*WHAT IS REQUIRED*. Please copy each line in the records below that contains the string "Draft".

*DATA EXTRACTS*.
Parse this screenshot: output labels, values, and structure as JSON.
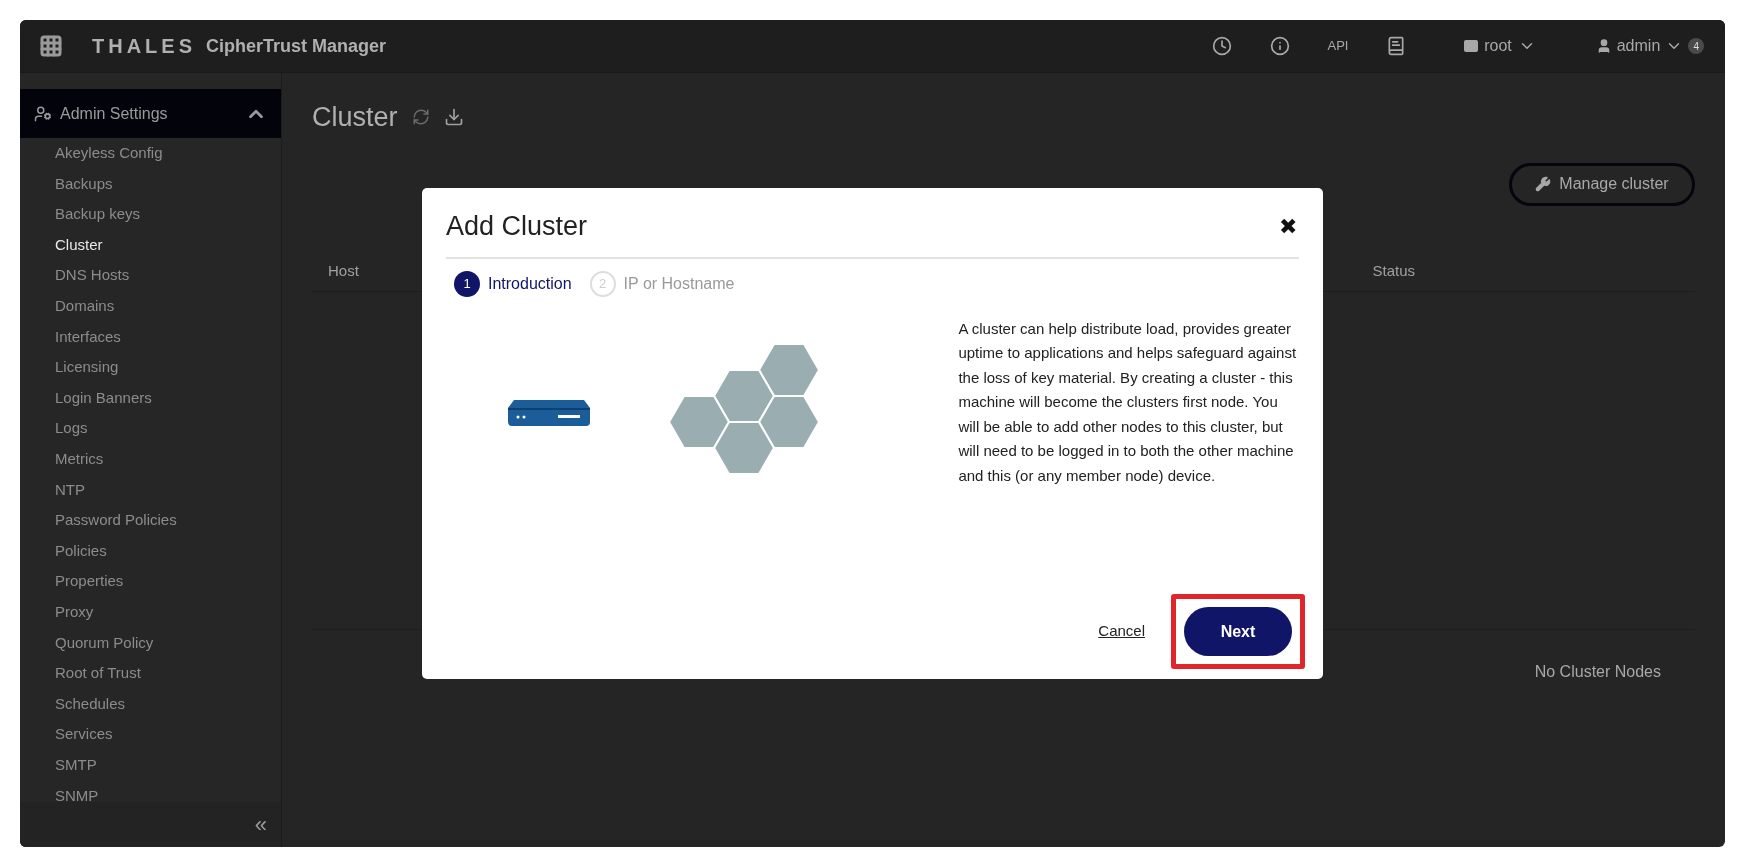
{
  "top_bar": {
    "brand": "THALES",
    "product": "CipherTrust Manager",
    "api_label": "API",
    "domain": "root",
    "user": "admin",
    "user_badge": "4"
  },
  "sidebar": {
    "section": {
      "label": "Admin Settings",
      "expanded": true
    },
    "items": [
      {
        "label": "Akeyless Config",
        "selected": false
      },
      {
        "label": "Backups",
        "selected": false
      },
      {
        "label": "Backup keys",
        "selected": false
      },
      {
        "label": "Cluster",
        "selected": true
      },
      {
        "label": "DNS Hosts",
        "selected": false
      },
      {
        "label": "Domains",
        "selected": false
      },
      {
        "label": "Interfaces",
        "selected": false
      },
      {
        "label": "Licensing",
        "selected": false
      },
      {
        "label": "Login Banners",
        "selected": false
      },
      {
        "label": "Logs",
        "selected": false
      },
      {
        "label": "Metrics",
        "selected": false
      },
      {
        "label": "NTP",
        "selected": false
      },
      {
        "label": "Password Policies",
        "selected": false
      },
      {
        "label": "Policies",
        "selected": false
      },
      {
        "label": "Properties",
        "selected": false
      },
      {
        "label": "Proxy",
        "selected": false
      },
      {
        "label": "Quorum Policy",
        "selected": false
      },
      {
        "label": "Root of Trust",
        "selected": false
      },
      {
        "label": "Schedules",
        "selected": false
      },
      {
        "label": "Services",
        "selected": false
      },
      {
        "label": "SMTP",
        "selected": false
      },
      {
        "label": "SNMP",
        "selected": false
      }
    ],
    "collapse": "«"
  },
  "page": {
    "title": "Cluster",
    "manage_button": "Manage cluster",
    "table": {
      "columns": [
        "Host",
        "Status"
      ],
      "empty_message": "No Cluster Nodes"
    }
  },
  "dialog": {
    "title": "Add Cluster",
    "close": "✖",
    "steps": [
      {
        "number": "1",
        "label": "Introduction",
        "selected": true
      },
      {
        "number": "2",
        "label": "IP or Hostname",
        "selected": false
      }
    ],
    "description": "A cluster can help distribute load, provides greater uptime to applications and helps safeguard against the loss of key material. By creating a cluster - this machine will become the clusters first node. You will be able to add other nodes to this cluster, but will need to be logged in to both the other machine and this (or any member node) device.",
    "cancel": "Cancel",
    "next": {
      "label": "Next",
      "highlighted": true
    }
  }
}
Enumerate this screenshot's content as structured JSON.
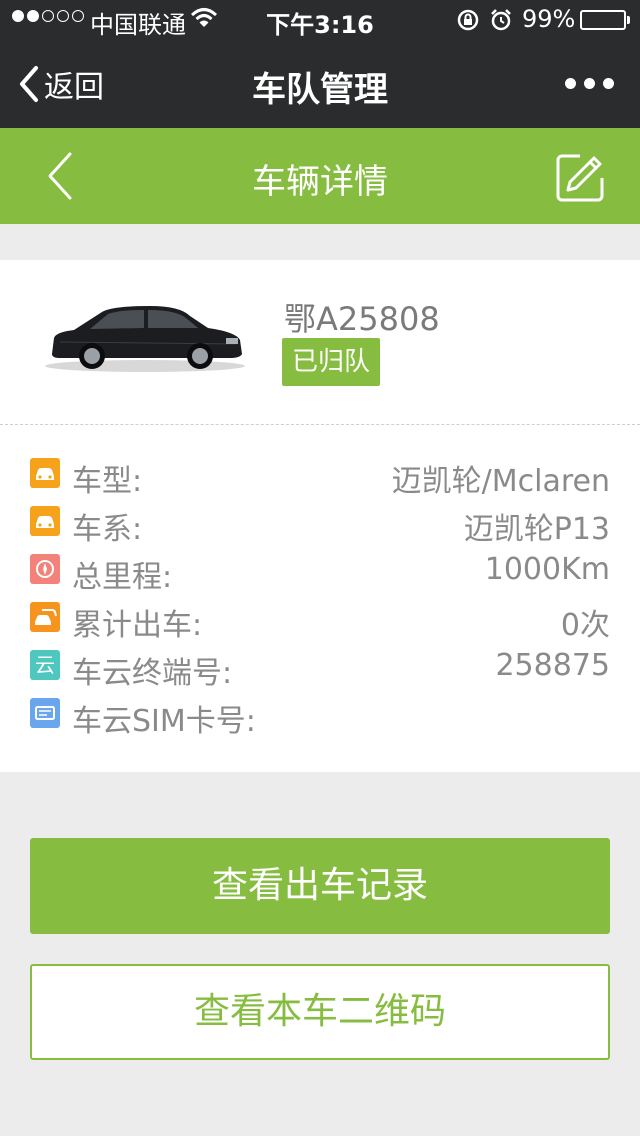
{
  "status_bar": {
    "carrier": "中国联通",
    "time": "下午3:16",
    "battery": "99%"
  },
  "navbar": {
    "back_label": "返回",
    "title": "车队管理"
  },
  "subheader": {
    "title": "车辆详情"
  },
  "vehicle": {
    "plate": "鄂A25808",
    "status_badge": "已归队"
  },
  "info": [
    {
      "label": "车型:",
      "value": "迈凯轮/Mclaren",
      "icon": "car-model-icon",
      "color": "#f7a21b"
    },
    {
      "label": "车系:",
      "value": "迈凯轮P13",
      "icon": "car-series-icon",
      "color": "#f7a21b"
    },
    {
      "label": "总里程:",
      "value": "1000Km",
      "icon": "compass-icon",
      "color": "#f2827a"
    },
    {
      "label": "累计出车:",
      "value": "0次",
      "icon": "dispatch-icon",
      "color": "#f7941d"
    },
    {
      "label": "车云终端号:",
      "value": "258875",
      "icon": "cloud-terminal-icon",
      "color": "#4ec7bf",
      "glyph": "云"
    },
    {
      "label": "车云SIM卡号:",
      "value": "",
      "icon": "sim-card-icon",
      "color": "#6aa6ee"
    }
  ],
  "actions": {
    "primary": "查看出车记录",
    "secondary": "查看本车二维码"
  },
  "colors": {
    "accent": "#86bd41",
    "dark_bar": "#2a2c2e",
    "background": "#ececec"
  }
}
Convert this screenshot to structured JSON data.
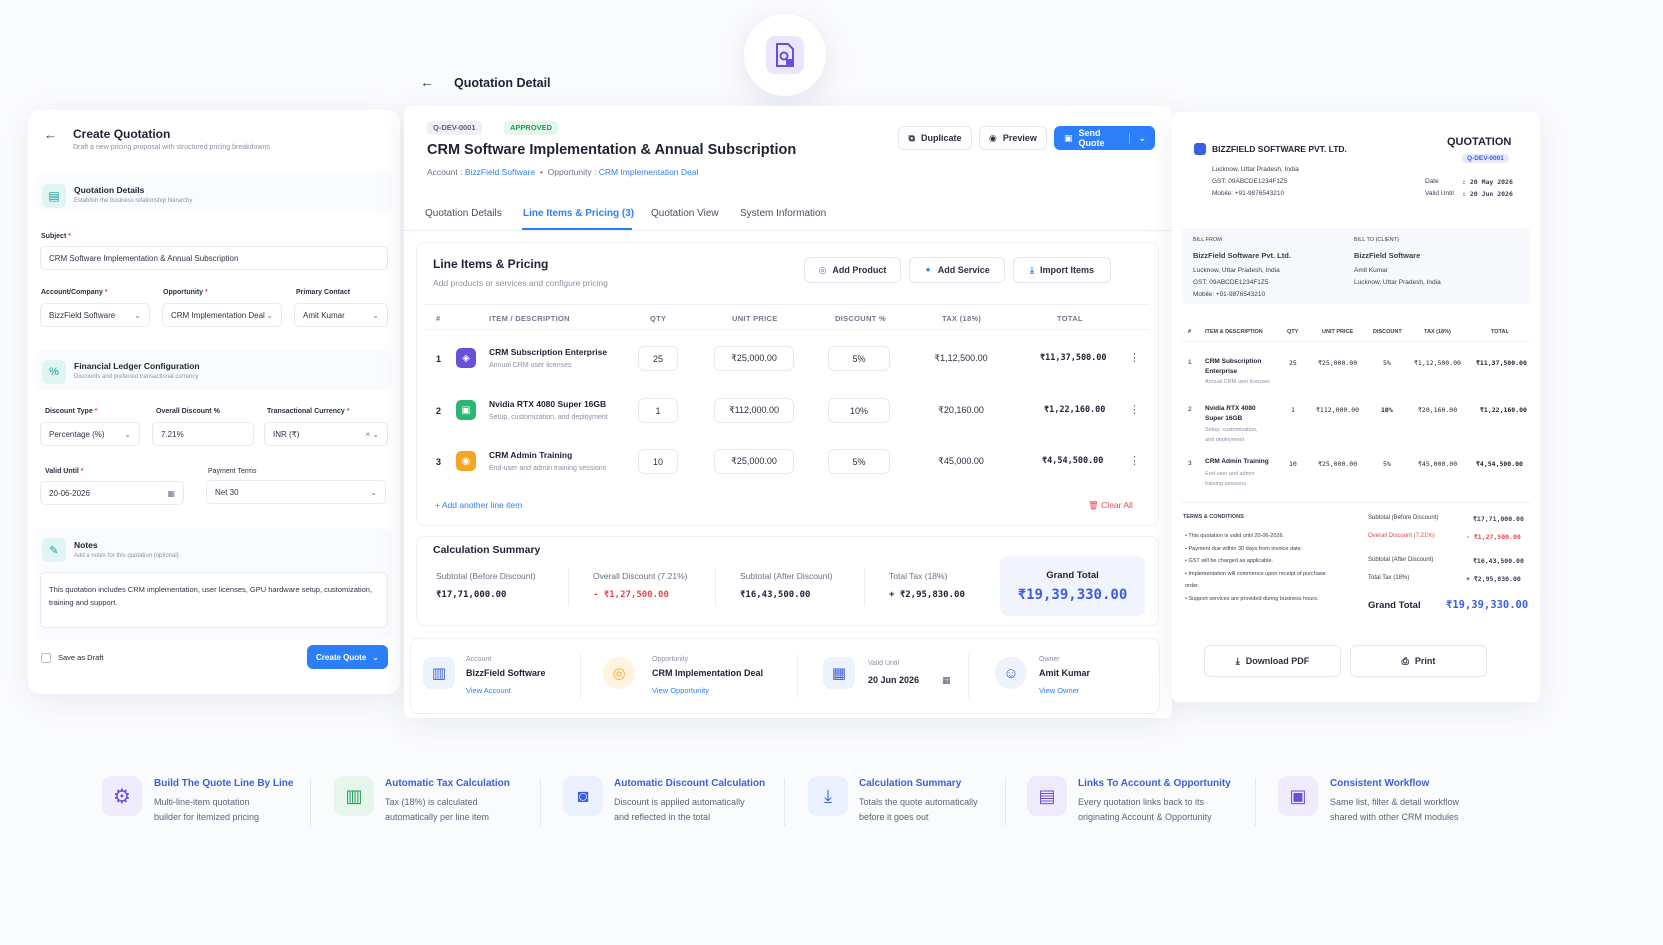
{
  "left": {
    "title": "Create Quotation",
    "subtitle": "Draft a new pricing proposal with structured pricing breakdowns",
    "section1": {
      "title": "Quotation Details",
      "subtitle": "Establish the business relationship hierarchy"
    },
    "subject_label": "Subject",
    "subject_value": "CRM Software Implementation & Annual Subscription",
    "account_label": "Account/Company",
    "account_value": "BizzField Software",
    "opportunity_label": "Opportunity",
    "opportunity_value": "CRM Implementation Deal",
    "contact_label": "Primary Contact",
    "contact_value": "Amit Kumar",
    "section2": {
      "title": "Financial Ledger Configuration",
      "subtitle": "Discounts and preferred transactional currency"
    },
    "discount_type_label": "Discount Type",
    "discount_type_value": "Percentage (%)",
    "overall_discount_label": "Overall Discount %",
    "overall_discount_value": "7.21%",
    "currency_label": "Transactional Currency",
    "currency_value": "INR (₹)",
    "valid_until_label": "Valid Until",
    "valid_until_value": "20-06-2026",
    "payment_terms_label": "Payment Terms",
    "payment_terms_value": "Net 30",
    "notes_title": "Notes",
    "notes_subtitle": "Add a notes for this quotation (optional)",
    "notes_text": "This quotation includes CRM implementation, user licenses, GPU hardware setup, customization, training and support.",
    "save_draft": "Save as Draft",
    "create_btn": "Create Quote"
  },
  "detail": {
    "title": "Quotation Detail",
    "id_badge": "Q-DEV-0001",
    "status_badge": "APPROVED",
    "heading": "CRM Software Implementation & Annual Subscription",
    "account_label": "Account :",
    "account": "BizzField Software",
    "opportunity_label": "Opportunity :",
    "opportunity": "CRM Implementation Deal",
    "dup_btn": "Duplicate",
    "preview_btn": "Preview",
    "send_btn": "Send Quote",
    "tabs": [
      "Quotation Details",
      "Line Items & Pricing (3)",
      "Quotation View",
      "System Information"
    ],
    "li_title": "Line Items & Pricing",
    "li_subtitle": "Add products or services and configure pricing",
    "add_product": "Add Product",
    "add_service": "Add Service",
    "import_items": "Import Items",
    "cols": [
      "#",
      "ITEM / DESCRIPTION",
      "QTY",
      "UNIT PRICE",
      "DISCOUNT %",
      "TAX (18%)",
      "TOTAL"
    ],
    "rows": [
      {
        "n": "1",
        "name": "CRM Subscription Enterprise",
        "desc": "Annual CRM user licenses",
        "qty": "25",
        "price": "₹25,000.00",
        "disc": "5%",
        "tax": "₹1,12,500.00",
        "total": "₹11,37,500.00"
      },
      {
        "n": "2",
        "name": "Nvidia RTX 4080 Super 16GB",
        "desc": "Setup, customization, and deployment",
        "qty": "1",
        "price": "₹112,000.00",
        "disc": "10%",
        "tax": "₹20,160.00",
        "total": "₹1,22,160.00"
      },
      {
        "n": "3",
        "name": "CRM Admin Training",
        "desc": "End-user and admin training sessions",
        "qty": "10",
        "price": "₹25,000.00",
        "disc": "5%",
        "tax": "₹45,000.00",
        "total": "₹4,54,500.00"
      }
    ],
    "add_line": "Add another line item",
    "clear_all": "Clear All",
    "calc_title": "Calculation Summary",
    "sub_before_label": "Subtotal (Before Discount)",
    "sub_before": "₹17,71,000.00",
    "overall_disc_label": "Overall Discount (7.21%)",
    "overall_disc": "- ₹1,27,500.00",
    "sub_after_label": "Subtotal (After Discount)",
    "sub_after": "₹16,43,500.00",
    "tax_label": "Total Tax (18%)",
    "tax": "+ ₹2,95,830.00",
    "grand_label": "Grand Total",
    "grand": "₹19,39,330.00",
    "info_account_label": "Account",
    "info_account": "BizzField Software",
    "info_account_link": "View Account",
    "info_opp_label": "Opportunity",
    "info_opp": "CRM Implementation Deal",
    "info_opp_link": "View Opportunity",
    "info_valid_label": "Valid Until",
    "info_valid": "20 Jun 2026",
    "info_owner_label": "Owner",
    "info_owner": "Amit Kumar",
    "info_owner_link": "View Owner"
  },
  "preview": {
    "company": "BIZZFIELD SOFTWARE PVT. LTD.",
    "addr": "Lucknow, Uttar Pradesh, India",
    "gst": "GST: 09ABCDE1234F1Z5",
    "mobile": "Mobile: +91-9876543210",
    "doc_title": "QUOTATION",
    "doc_id": "Q-DEV-0001",
    "date_label": "Date",
    "date": ": 20 May 2026",
    "valid_label": "Valid Until",
    "valid": ": 20 Jun 2026",
    "bill_from_label": "BILL FROM",
    "bill_from_name": "BizzField Software Pvt. Ltd.",
    "bill_from_addr": "Lucknow, Uttar Pradesh, India",
    "bill_from_gst": "GST: 09ABCDE1234F1Z5",
    "bill_from_mobile": "Mobile: +91-9876543210",
    "bill_to_label": "BILL TO (CLIENT)",
    "bill_to_name": "BizzField Software",
    "bill_to_contact": "Amit Kumar",
    "bill_to_addr": "Lucknow, Uttar Pradesh, India",
    "cols": [
      "#",
      "ITEM & DESCRIPTION",
      "QTY",
      "UNIT PRICE",
      "DISCOUNT",
      "TAX (18%)",
      "TOTAL"
    ],
    "rows": [
      {
        "n": "1",
        "name": "CRM Subscription Enterprise",
        "desc": "Annual CRM user licenses",
        "qty": "25",
        "price": "₹25,000.00",
        "disc": "5%",
        "tax": "₹1,12,500.00",
        "total": "₹11,37,500.00"
      },
      {
        "n": "2",
        "name": "Nvidia RTX 4080 Super 16GB",
        "desc": "Setup, customization, and deployment",
        "qty": "1",
        "price": "₹112,000.00",
        "disc": "10%",
        "tax": "₹20,160.00",
        "total": "₹1,22,160.00"
      },
      {
        "n": "3",
        "name": "CRM Admin Training",
        "desc": "End-user and admin training sessions",
        "qty": "10",
        "price": "₹25,000.00",
        "disc": "5%",
        "tax": "₹45,000.00",
        "total": "₹4,54,500.00"
      }
    ],
    "terms_title": "TERMS & CONDITIONS",
    "terms": [
      "This quotation is valid until 20-06-2026.",
      "Payment due within 30 days from invoice date.",
      "GST will be charged as applicable.",
      "Implementation will commence upon receipt of purchase order.",
      "Support services are provided during business hours."
    ],
    "sum_before_label": "Subtotal (Before Discount)",
    "sum_before": "₹17,71,000.00",
    "sum_disc_label": "Overall Discount (7.21%)",
    "sum_disc": "- ₹1,27,500.00",
    "sum_after_label": "Subtotal (After Discount)",
    "sum_after": "₹16,43,500.00",
    "sum_tax_label": "Total Tax (18%)",
    "sum_tax": "+ ₹2,95,830.00",
    "grand_label": "Grand Total",
    "grand": "₹19,39,330.00",
    "download_btn": "Download PDF",
    "print_btn": "Print"
  },
  "features": [
    {
      "title": "Build The Quote Line By Line",
      "desc1": "Multi-line-item quotation",
      "desc2": "builder for itemized pricing"
    },
    {
      "title": "Automatic Tax Calculation",
      "desc1": "Tax (18%) is calculated",
      "desc2": "automatically per line item"
    },
    {
      "title": "Automatic Discount Calculation",
      "desc1": "Discount is applied automatically",
      "desc2": "and reflected in the total"
    },
    {
      "title": "Calculation Summary",
      "desc1": "Totals the quote automatically",
      "desc2": "before it goes out"
    },
    {
      "title": "Links To Account & Opportunity",
      "desc1": "Every quotation links back to its",
      "desc2": "originating Account & Opportunity"
    },
    {
      "title": "Consistent Workflow",
      "desc1": "Same list, filter & detail workflow",
      "desc2": "shared with other CRM modules"
    }
  ],
  "colors": {
    "accent": "#2d7ff9",
    "purple": "#6a4fd8",
    "red": "#e5484d",
    "green": "#1f9d55"
  }
}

*YOUR SOLUTION*.
    "subtitle": "Draft a new pricing proposal with structured pricing breakdowns",
    "save_draft": "Save as Draft",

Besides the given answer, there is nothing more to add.